Output each record below exactly. No images go in the copy.
[Opening DATA FOR ANALYSIS section]
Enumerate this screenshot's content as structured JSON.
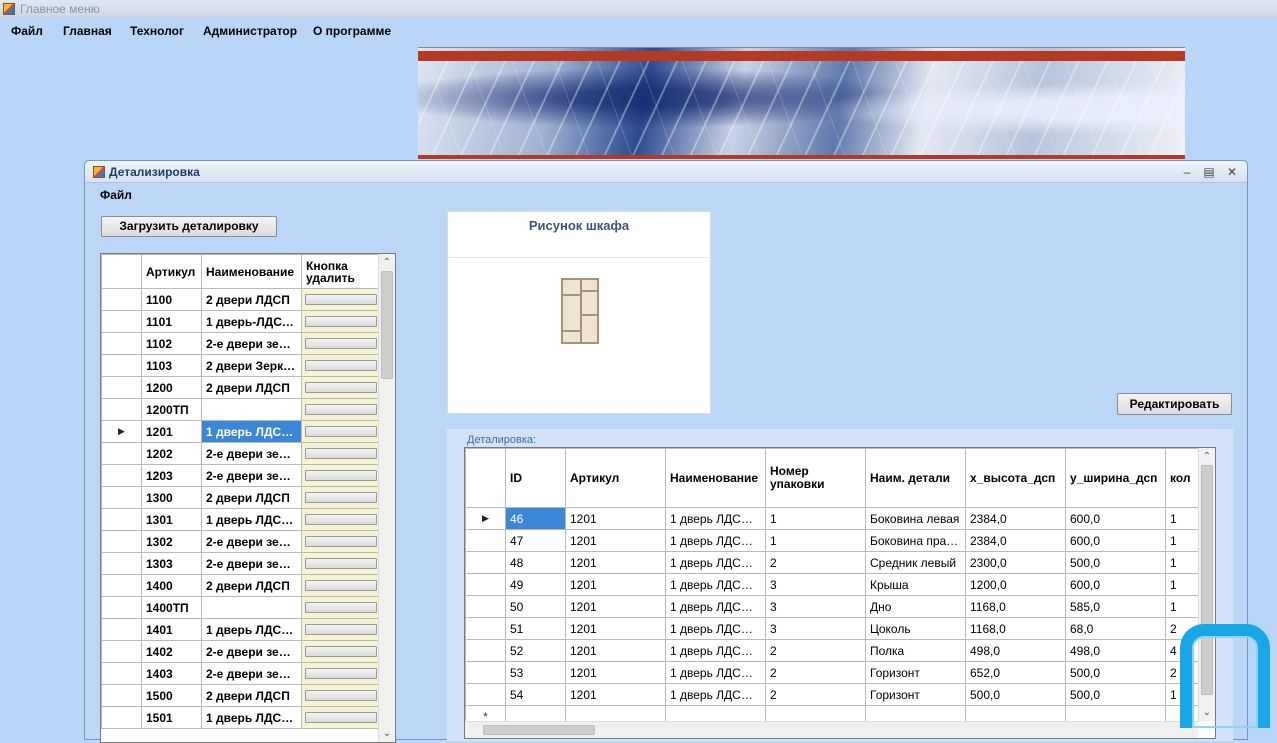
{
  "main_window": {
    "title": "Главное меню",
    "menu": [
      "Файл",
      "Главная",
      "Технолог",
      "Администратор",
      "О программе"
    ]
  },
  "child_window": {
    "title": "Детализировка",
    "menu_file": "Файл",
    "load_button": "Загрузить деталировку",
    "edit_button": "Редактировать",
    "picture_title": "Рисунок шкафа",
    "group_label": "Деталировка:",
    "left_table": {
      "headers": [
        "Артикул",
        "Наименование",
        "Кнопка удалить"
      ],
      "selected_row": 6,
      "rows": [
        [
          "1100",
          "2 двери ЛДСП"
        ],
        [
          "1101",
          "1 дверь-ЛДСП, ..."
        ],
        [
          "1102",
          "2-е двери зерк..."
        ],
        [
          "1103",
          "2 двери Зеркал..."
        ],
        [
          "1200",
          "2 двери ЛДСП"
        ],
        [
          "1200ТП",
          ""
        ],
        [
          "1201",
          "1 дверь ЛДСП, ..."
        ],
        [
          "1202",
          "2-е двери зерк..."
        ],
        [
          "1203",
          "2-е двери зерк..."
        ],
        [
          "1300",
          "2 двери ЛДСП"
        ],
        [
          "1301",
          "1 дверь ЛДСП, ..."
        ],
        [
          "1302",
          "2-е двери зерк..."
        ],
        [
          "1303",
          "2-е двери зерк..."
        ],
        [
          "1400",
          "2 двери ЛДСП"
        ],
        [
          "1400ТП",
          ""
        ],
        [
          "1401",
          "1 дверь ЛДСП, ..."
        ],
        [
          "1402",
          "2-е двери зерк..."
        ],
        [
          "1403",
          "2-е двери зерк..."
        ],
        [
          "1500",
          "2 двери ЛДСП"
        ],
        [
          "1501",
          "1 дверь ЛДСП, ..."
        ]
      ]
    },
    "right_table": {
      "headers": [
        "ID",
        "Артикул",
        "Наименование",
        "Номер упаковки",
        "Наим. детали",
        "x_высота_дсп",
        "y_ширина_дсп",
        "кол"
      ],
      "rows": [
        [
          "46",
          "1201",
          "1 дверь ЛДСП, ...",
          "1",
          "Боковина левая",
          "2384,0",
          "600,0",
          "1"
        ],
        [
          "47",
          "1201",
          "1 дверь ЛДСП, ...",
          "1",
          "Боковина прав...",
          "2384,0",
          "600,0",
          "1"
        ],
        [
          "48",
          "1201",
          "1 дверь ЛДСП, ...",
          "2",
          "Средник левый",
          "2300,0",
          "500,0",
          "1"
        ],
        [
          "49",
          "1201",
          "1 дверь ЛДСП, ...",
          "3",
          "Крыша",
          "1200,0",
          "600,0",
          "1"
        ],
        [
          "50",
          "1201",
          "1 дверь ЛДСП, ...",
          "3",
          "Дно",
          "1168,0",
          "585,0",
          "1"
        ],
        [
          "51",
          "1201",
          "1 дверь ЛДСП, ...",
          "3",
          "Цоколь",
          "1168,0",
          "68,0",
          "2"
        ],
        [
          "52",
          "1201",
          "1 дверь ЛДСП, ...",
          "2",
          "Полка",
          "498,0",
          "498,0",
          "4"
        ],
        [
          "53",
          "1201",
          "1 дверь ЛДСП, ...",
          "2",
          "Горизонт",
          "652,0",
          "500,0",
          "2"
        ],
        [
          "54",
          "1201",
          "1 дверь ЛДСП, ...",
          "2",
          "Горизонт",
          "500,0",
          "500,0",
          "1"
        ]
      ],
      "new_row_marker": "*"
    }
  }
}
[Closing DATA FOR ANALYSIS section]
:: SOLUTION ::
Enumerate this screenshot's content as structured JSON.
{
  "main_window": {
    "title": "Главное меню",
    "menu": [
      "Файл",
      "Главная",
      "Технолог",
      "Администратор",
      "О программе"
    ]
  },
  "child_window": {
    "title": "Детализировка",
    "menu_file": "Файл",
    "load_button": "Загрузить деталировку",
    "edit_button": "Редактировать",
    "picture_title": "Рисунок шкафа",
    "group_label": "Деталировка:",
    "left_table": {
      "headers": [
        "Артикул",
        "Наименование",
        "Кнопка удалить"
      ],
      "selected_row": 6,
      "rows": [
        [
          "1100",
          "2 двери ЛДСП"
        ],
        [
          "1101",
          "1 дверь-ЛДСП, ..."
        ],
        [
          "1102",
          "2-е двери зерк..."
        ],
        [
          "1103",
          "2 двери Зеркал..."
        ],
        [
          "1200",
          "2 двери ЛДСП"
        ],
        [
          "1200ТП",
          ""
        ],
        [
          "1201",
          "1 дверь ЛДСП, ..."
        ],
        [
          "1202",
          "2-е двери зерк..."
        ],
        [
          "1203",
          "2-е двери зерк..."
        ],
        [
          "1300",
          "2 двери ЛДСП"
        ],
        [
          "1301",
          "1 дверь ЛДСП, ..."
        ],
        [
          "1302",
          "2-е двери зерк..."
        ],
        [
          "1303",
          "2-е двери зерк..."
        ],
        [
          "1400",
          "2 двери ЛДСП"
        ],
        [
          "1400ТП",
          ""
        ],
        [
          "1401",
          "1 дверь ЛДСП, ..."
        ],
        [
          "1402",
          "2-е двери зерк..."
        ],
        [
          "1403",
          "2-е двери зерк..."
        ],
        [
          "1500",
          "2 двери ЛДСП"
        ],
        [
          "1501",
          "1 дверь ЛДСП, ..."
        ]
      ]
    },
    "right_table": {
      "headers": [
        "ID",
        "Артикул",
        "Наименование",
        "Номер упаковки",
        "Наим. детали",
        "x_высота_дсп",
        "y_ширина_дсп",
        "кол"
      ],
      "rows": [
        [
          "46",
          "1201",
          "1 дверь ЛДСП, ...",
          "1",
          "Боковина левая",
          "2384,0",
          "600,0",
          "1"
        ],
        [
          "47",
          "1201",
          "1 дверь ЛДСП, ...",
          "1",
          "Боковина прав...",
          "2384,0",
          "600,0",
          "1"
        ],
        [
          "48",
          "1201",
          "1 дверь ЛДСП, ...",
          "2",
          "Средник левый",
          "2300,0",
          "500,0",
          "1"
        ],
        [
          "49",
          "1201",
          "1 дверь ЛДСП, ...",
          "3",
          "Крыша",
          "1200,0",
          "600,0",
          "1"
        ],
        [
          "50",
          "1201",
          "1 дверь ЛДСП, ...",
          "3",
          "Дно",
          "1168,0",
          "585,0",
          "1"
        ],
        [
          "51",
          "1201",
          "1 дверь ЛДСП, ...",
          "3",
          "Цоколь",
          "1168,0",
          "68,0",
          "2"
        ],
        [
          "52",
          "1201",
          "1 дверь ЛДСП, ...",
          "2",
          "Полка",
          "498,0",
          "498,0",
          "4"
        ],
        [
          "53",
          "1201",
          "1 дверь ЛДСП, ...",
          "2",
          "Горизонт",
          "652,0",
          "500,0",
          "2"
        ],
        [
          "54",
          "1201",
          "1 дверь ЛДСП, ...",
          "2",
          "Горизонт",
          "500,0",
          "500,0",
          "1"
        ]
      ],
      "new_row_marker": "*"
    }
  }
}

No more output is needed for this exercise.